Board of Education and predecessor: School Board Office and Pupil Teacher Centre Files
Residue of series of files relating to School Board Offices and Pupil Teacher Centres.
The Pupil Teacher Centre files that form the greater part of this series, represent those centres which were conducted independently of any particular school. The papers contained on these files include proposals to establish centres, acquisition of sites and premises, alterations and enlargements to existing Centres, requests for loans to meet the cost incurred in connection with their establishment or enlargement and the sale of their sites and premises. Some of the files also contain important policy minutes by Sir George Kekewich, first Secretary to the Board of Education, and other senior officers.
The School Board Office series of files contained material of a similar character to that found on the Pupil Teacher Centre files. The series has, however, been destroyed with the exception of a few files which relate also to the establishment, on the same premises, of Pupil Teacher Centres. This latter group of combined school board office and pupil teacher centre files are included in the present series.
The surviving files relate only to those centres which were conducted independently of a particular school and to school board offices which shared their premises with such a centre. The files contain papers relating to the establishment of such offices and centres, acquisition of sites and premises, alterations to premises, loans for such purposes, and the sale of sites and premises.
The Pupil Teacher Centre files and the combined School Board Office and Pupil Teacher Centre files are listed together alphabetically, first by counties and then by county boroughs.
Education Department, 1856-1899
The Pupil Teacher system flourished during the last two decades of the 19th century. Its main aim was to provide, in a period when there was no comprehensive system of secondary education, a continuous stream of suitably qualified public elementary school teachers.
Under the code of Regulations for Day Schools, School Boards were limited to giving instruction to pupil teachers only at the public elementary schools in which they were pupils. In practice, however, it was not uncommon for Pupil Teacher Centres to be established that were completely independent of any particular school and at which the pupil teachers were frequently in full-time attendance and carried out no teaching duties whatsoever.

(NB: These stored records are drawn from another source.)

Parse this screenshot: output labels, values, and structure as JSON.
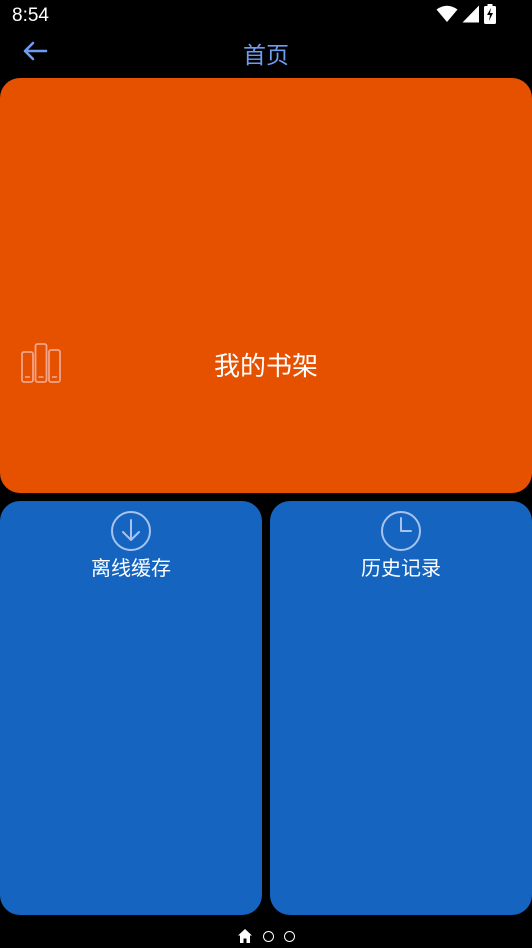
{
  "status_bar": {
    "time": "8:54",
    "icons": [
      "wifi-icon",
      "signal-icon",
      "battery-charging-icon"
    ]
  },
  "app_bar": {
    "back_icon": "arrow-left-icon",
    "title": "首页",
    "title_color": "#6f9cf2"
  },
  "tiles": {
    "shelf": {
      "label": "我的书架",
      "icon": "bookshelf-icon",
      "color": "#e65100"
    },
    "offline": {
      "label": "离线缓存",
      "icon": "download-icon",
      "color": "#1565c0"
    },
    "history": {
      "label": "历史记录",
      "icon": "clock-icon",
      "color": "#1565c0"
    }
  },
  "page_indicator": {
    "items": [
      "home-icon",
      "dot",
      "dot"
    ],
    "current": 0
  }
}
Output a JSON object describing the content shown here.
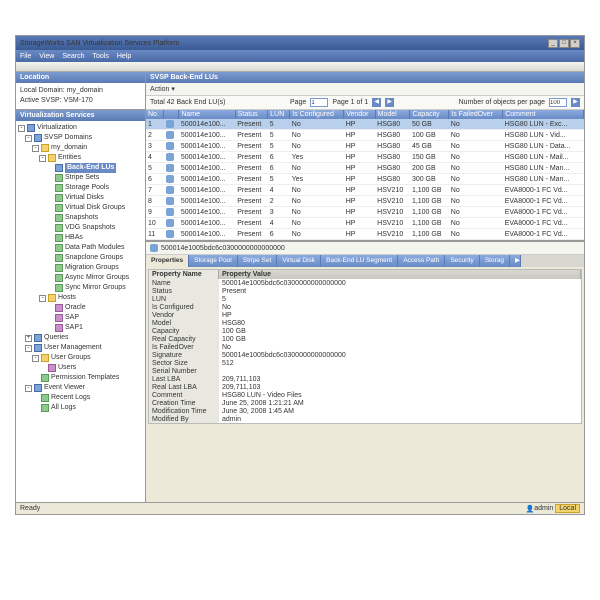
{
  "window": {
    "title": "StorageWorks SAN Virtualization Services Platform"
  },
  "menus": [
    "File",
    "View",
    "Search",
    "Tools",
    "Help"
  ],
  "location": {
    "header": "Location",
    "domain_lbl": "Local Domain:",
    "domain": "my_domain",
    "svsp_lbl": "Active SVSP:",
    "svsp": "VSM-170"
  },
  "tree_header": "Virtualization Services",
  "tree": [
    {
      "d": 0,
      "t": "-",
      "i": "b",
      "l": "Virtualization"
    },
    {
      "d": 1,
      "t": "-",
      "i": "b",
      "l": "SVSP Domains"
    },
    {
      "d": 2,
      "t": "-",
      "i": "f",
      "l": "my_domain"
    },
    {
      "d": 3,
      "t": "-",
      "i": "f",
      "l": "Entities"
    },
    {
      "d": 4,
      "t": "",
      "i": "b",
      "l": "Back-End LUs",
      "sel": true
    },
    {
      "d": 4,
      "t": "",
      "i": "g",
      "l": "Stripe Sets"
    },
    {
      "d": 4,
      "t": "",
      "i": "g",
      "l": "Storage Pools"
    },
    {
      "d": 4,
      "t": "",
      "i": "g",
      "l": "Virtual Disks"
    },
    {
      "d": 4,
      "t": "",
      "i": "g",
      "l": "Virtual Disk Groups"
    },
    {
      "d": 4,
      "t": "",
      "i": "g",
      "l": "Snapshots"
    },
    {
      "d": 4,
      "t": "",
      "i": "g",
      "l": "VDG Snapshots"
    },
    {
      "d": 4,
      "t": "",
      "i": "g",
      "l": "HBAs"
    },
    {
      "d": 4,
      "t": "",
      "i": "g",
      "l": "Data Path Modules"
    },
    {
      "d": 4,
      "t": "",
      "i": "g",
      "l": "Snapclone Groups"
    },
    {
      "d": 4,
      "t": "",
      "i": "g",
      "l": "Migration Groups"
    },
    {
      "d": 4,
      "t": "",
      "i": "g",
      "l": "Async Mirror Groups"
    },
    {
      "d": 4,
      "t": "",
      "i": "g",
      "l": "Sync Mirror Groups"
    },
    {
      "d": 3,
      "t": "-",
      "i": "f",
      "l": "Hosts"
    },
    {
      "d": 4,
      "t": "",
      "i": "p",
      "l": "Oracle"
    },
    {
      "d": 4,
      "t": "",
      "i": "p",
      "l": "SAP"
    },
    {
      "d": 4,
      "t": "",
      "i": "p",
      "l": "SAP1"
    },
    {
      "d": 1,
      "t": "+",
      "i": "b",
      "l": "Queries"
    },
    {
      "d": 1,
      "t": "-",
      "i": "b",
      "l": "User Management"
    },
    {
      "d": 2,
      "t": "-",
      "i": "f",
      "l": "User Groups"
    },
    {
      "d": 3,
      "t": "",
      "i": "p",
      "l": "Users"
    },
    {
      "d": 2,
      "t": "",
      "i": "g",
      "l": "Permission Templates"
    },
    {
      "d": 1,
      "t": "-",
      "i": "b",
      "l": "Event Viewer"
    },
    {
      "d": 2,
      "t": "",
      "i": "g",
      "l": "Recent Logs"
    },
    {
      "d": 2,
      "t": "",
      "i": "g",
      "l": "All Logs"
    }
  ],
  "content_header": "SVSP Back-End LUs",
  "action_label": "Action ▾",
  "pager": {
    "total": "Total 42 Back End LU(s)",
    "page_lbl": "Page",
    "page": "1",
    "of": "Page 1 of 1",
    "objs_lbl": "Number of objects per page",
    "objs": "100"
  },
  "cols": [
    "No.",
    "",
    "Name",
    "Status",
    "LUN",
    "Is Configured",
    "Vendor",
    "Model",
    "Capacity",
    "Is FailedOver",
    "Comment"
  ],
  "rows": [
    {
      "s": 1,
      "c": [
        "1",
        "",
        "500014e100...",
        "Present",
        "5",
        "No",
        "HP",
        "HSG80",
        "50 GB",
        "No",
        "HSG80 LUN - Exc..."
      ]
    },
    {
      "c": [
        "2",
        "",
        "500014e100...",
        "Present",
        "5",
        "No",
        "HP",
        "HSG80",
        "100 GB",
        "No",
        "HSG80 LUN - Vid..."
      ]
    },
    {
      "c": [
        "3",
        "",
        "500014e100...",
        "Present",
        "5",
        "No",
        "HP",
        "HSG80",
        "45 GB",
        "No",
        "HSG80 LUN - Data..."
      ]
    },
    {
      "c": [
        "4",
        "",
        "500014e100...",
        "Present",
        "6",
        "Yes",
        "HP",
        "HSG80",
        "150 GB",
        "No",
        "HSG80 LUN - Mail..."
      ]
    },
    {
      "c": [
        "5",
        "",
        "500014e100...",
        "Present",
        "6",
        "No",
        "HP",
        "HSG80",
        "200 GB",
        "No",
        "HSG80 LUN - Man..."
      ]
    },
    {
      "c": [
        "6",
        "",
        "500014e100...",
        "Present",
        "5",
        "Yes",
        "HP",
        "HSG80",
        "300 GB",
        "No",
        "HSG80 LUN - Man..."
      ]
    },
    {
      "c": [
        "7",
        "",
        "500014e100...",
        "Present",
        "4",
        "No",
        "HP",
        "HSV210",
        "1,100 GB",
        "No",
        "EVA8000-1 FC Vd..."
      ]
    },
    {
      "c": [
        "8",
        "",
        "500014e100...",
        "Present",
        "2",
        "No",
        "HP",
        "HSV210",
        "1,100 GB",
        "No",
        "EVA8000-1 FC Vd..."
      ]
    },
    {
      "c": [
        "9",
        "",
        "500014e100...",
        "Present",
        "3",
        "No",
        "HP",
        "HSV210",
        "1,100 GB",
        "No",
        "EVA8000-1 FC Vd..."
      ]
    },
    {
      "c": [
        "10",
        "",
        "500014e100...",
        "Present",
        "4",
        "No",
        "HP",
        "HSV210",
        "1,100 GB",
        "No",
        "EVA8000-1 FC Vd..."
      ]
    },
    {
      "c": [
        "11",
        "",
        "500014e100...",
        "Present",
        "6",
        "No",
        "HP",
        "HSV210",
        "1,100 GB",
        "No",
        "EVA8000-1 FC Vd..."
      ]
    }
  ],
  "detail_title": "500014e1005bdc6c0300000000000000",
  "dtabs": [
    "Properties",
    "Storage Pool",
    "Stripe Set",
    "Virtual Disk",
    "Back-End LU Segment",
    "Access Path",
    "Security",
    "Storag"
  ],
  "prop_h": {
    "n": "Property Name",
    "v": "Property Value"
  },
  "props": [
    {
      "n": "Name",
      "v": "500014e1005bdc6c0300000000000000"
    },
    {
      "n": "Status",
      "v": "Present"
    },
    {
      "n": "LUN",
      "v": "5"
    },
    {
      "n": "Is Configured",
      "v": "No"
    },
    {
      "n": "Vendor",
      "v": "HP"
    },
    {
      "n": "Model",
      "v": "HSG80"
    },
    {
      "n": "Capacity",
      "v": "100 GB"
    },
    {
      "n": "Real Capacity",
      "v": "100 GB"
    },
    {
      "n": "Is FailedOver",
      "v": "No"
    },
    {
      "n": "Signature",
      "v": "500014e1005bdc6c0300000000000000"
    },
    {
      "n": "Sector Size",
      "v": "512"
    },
    {
      "n": "Serial Number",
      "v": ""
    },
    {
      "n": "Last LBA",
      "v": "209,711,103"
    },
    {
      "n": "Real Last LBA",
      "v": "209,711,103"
    },
    {
      "n": "Comment",
      "v": "HSG80 LUN - Video Files"
    },
    {
      "n": "Creation Time",
      "v": "June 25, 2008 1:21:21 AM"
    },
    {
      "n": "Modification Time",
      "v": "June 30, 2008 1:45 AM"
    },
    {
      "n": "Modified By",
      "v": "admin"
    }
  ],
  "status": {
    "ready": "Ready",
    "user_ic": "👤",
    "user": "admin",
    "local": "Local"
  }
}
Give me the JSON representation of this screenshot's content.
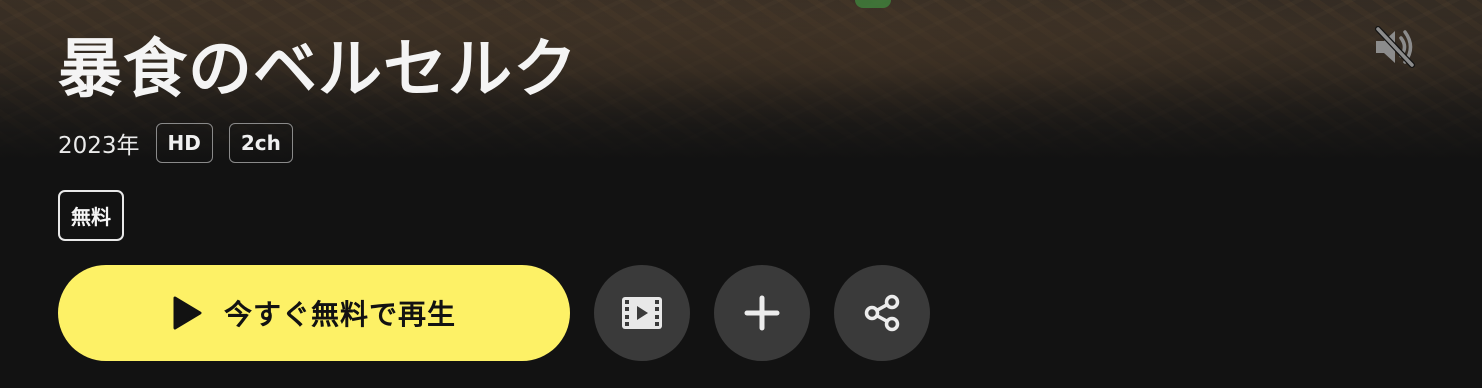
{
  "title": {
    "text": "暴食のベルセルク"
  },
  "meta": {
    "year": "2023年",
    "tags": [
      "HD",
      "2ch"
    ]
  },
  "badge": {
    "free": "無料"
  },
  "actions": {
    "play_label": "今すぐ無料で再生",
    "play_color": "#fdf166",
    "icons": {
      "play": "play-icon",
      "trailer": "film-icon",
      "add": "plus-icon",
      "share": "share-icon",
      "mute": "volume-muted-icon"
    }
  }
}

The end of the Pupil Teacher system was foreshadowed in the Education Act of 1902 which provided, for the first time, for the establishment of a national system of secondary school education.
School Board Offices were set up, with the consent of the Education Department under Section 42 of the Elementary Education Act, 1876, in areas of large population for the purpose of conducting the administrative work of the boards.
When Section 42 was repealed by the Education Act of 1902, it became no longer necessary to obtain the consent of the Education Department (or the Board of Education as it had then become) for the provision of educational offices. Henceforth, the provision of such offices fell under the powers conferred upon local councils by the Local Government Acts.
Found an error? Suggest a correction to help improve our descriptions.
Users have not yet tagged this record
Use the form below to include your knowledge of this record. If your description includes any citable references, please add these to the "Citable References?" field on the right, remebering to seperate each reference with a comma, for example (FO 176/1/1, FO 178/2/1, and so on...)
- ED Records created or inherited by the Department of Education and Science, and of related...
- Records of the Teachers Branches, and predecessor
- ED 57 Board of Education and predecessor: School Board Office and Pupil Teacher Centre Files